Handouts: Lesson 10

Students will continue their study of logic.


Students will continue studying math logic.


Students will finish the Intro to Math Logic mini-course and take a quiz. If time permits, they will start a new topic, Lineland.


Students will continue studying various shapes intersecting lines and planes.


Students may possibly start the next topic, Traveling on a Cube, if time permits.


We will cover Chapter 15 -- exploring how objects in a higher number of dimensions look when projected into a smaller number.


We will continue with our study of the mathematics of projection. This week we will study Flatland -- a 2D world, in which 3D shapes appear in projected form.


We will do a recap of lineland and flatland, including a short quiz. Then we will start the next topic, which is inverse operations.


We will discuss the book Flatland. Then we will finish Chapter 18, on inverting operations. If we have time, we start a new Chapter on geodesics (shortest paths) on the cube.


In this class we will study geodesics, also known as shortest paths. In most of our experience shortest paths are straight lines. Given any 2 points there is exactly one shortest path between them. But there are spaces in which shortest paths look very different and for which two point may have two very different shortest paths between them (Ch. 19).


We will review Chapter 19, on shortest paths on a cube that students were able to pre-study for homework. Then we will cover Chapter 20, which is a review of both topics. There will be a short quiz. Time permitting, we will start to look at Egyptian multiplication.


We will finish covering Egyptian multiplication.


We will finish studying Chapter 22, revisiting binary numbers. For our class, it is not necessary for students to have studied this topic before in Beginners 1.


We follow Chapter 23, learning how to multiply numbers that are represented in binary form.


Multiplication is standardly introduced as repeated addition. In this lesson, students will learn that division can be introduced as repeated subtraction.


We will do a short discussion of the relationship between ASCII coding and binary numbers. Then we will review some of the techniques from the last two classes (multiplication, division, binary). After a short quiz, we will do some Math Kangaroo problems if time allows.


We will demonstrate and then learn a magic trick that use trinary representations to locate a card in a deck.


Students will continue practicing the trick and discussing the reason it works.


Students will study the associative, commutative, and distributive properties of multiplication using both algebra and geometry.
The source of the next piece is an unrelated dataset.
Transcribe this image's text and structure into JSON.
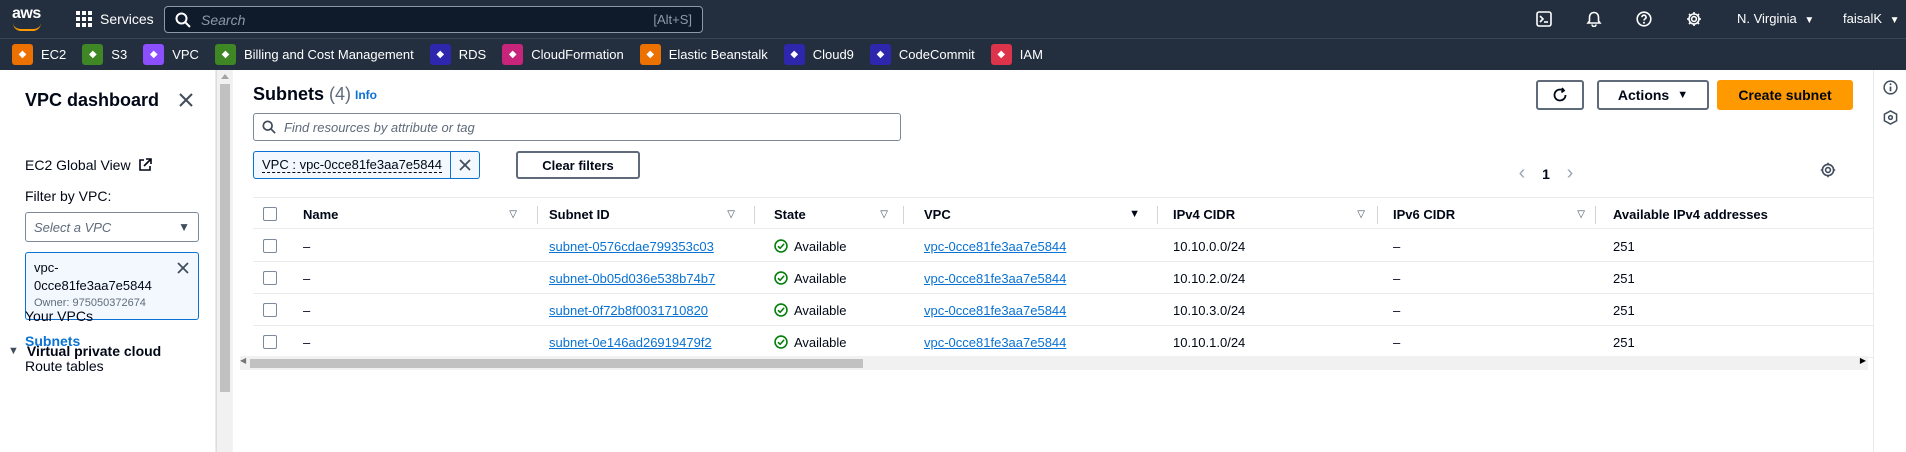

We discussion arithmetic progressions and their sum formula.


We will start new materials on time. First we will talk about time zones and their relationships to the division of the Earth into meridians. Then, time permitting, we will start to talk about how to do calculations that involve time.

Handouts: handout

Students will start learning basics of mod n arithmetic, that of a circle divided into n equal parts.


We will continue to study the relationship between clocks and arithmetic. Time permitting, we may start our next topic, on the geometry of clocks.


In this class, which will take place over Zoom, we will finish up Clock Arithmetic Part 2, and begin Lesson 27 (Time and Angles).


We will finish our discussion of the relationship between angles and clocks (Lesson 27 - Angles and Time), and then revisit how angles and time on globes.


After a short quiz on clock arithmetic, we will start studying Euclidean geometry.


We will finish our discussion of systems of axioms. Then we will introduce Euclid's postulates for geometry.


We will begin learning Euclidean geometry, starting with Euclid's postulates.

Handouts: handout

Having introduced our definitions in the last class, we will start to learn how to construct and compare triangles using only our straight edge and compasses.

Handouts: handout

We will finish our introduction to Geometry, focusing on using our only available tools to recreate triangles with given dimensions or angle(s). We will practice making rigorous arguments about the properties of


We will do a little geometry practice to reinforce what we've learned in the past three lessons. We will take a quiz. Then we will learn to play some math-games.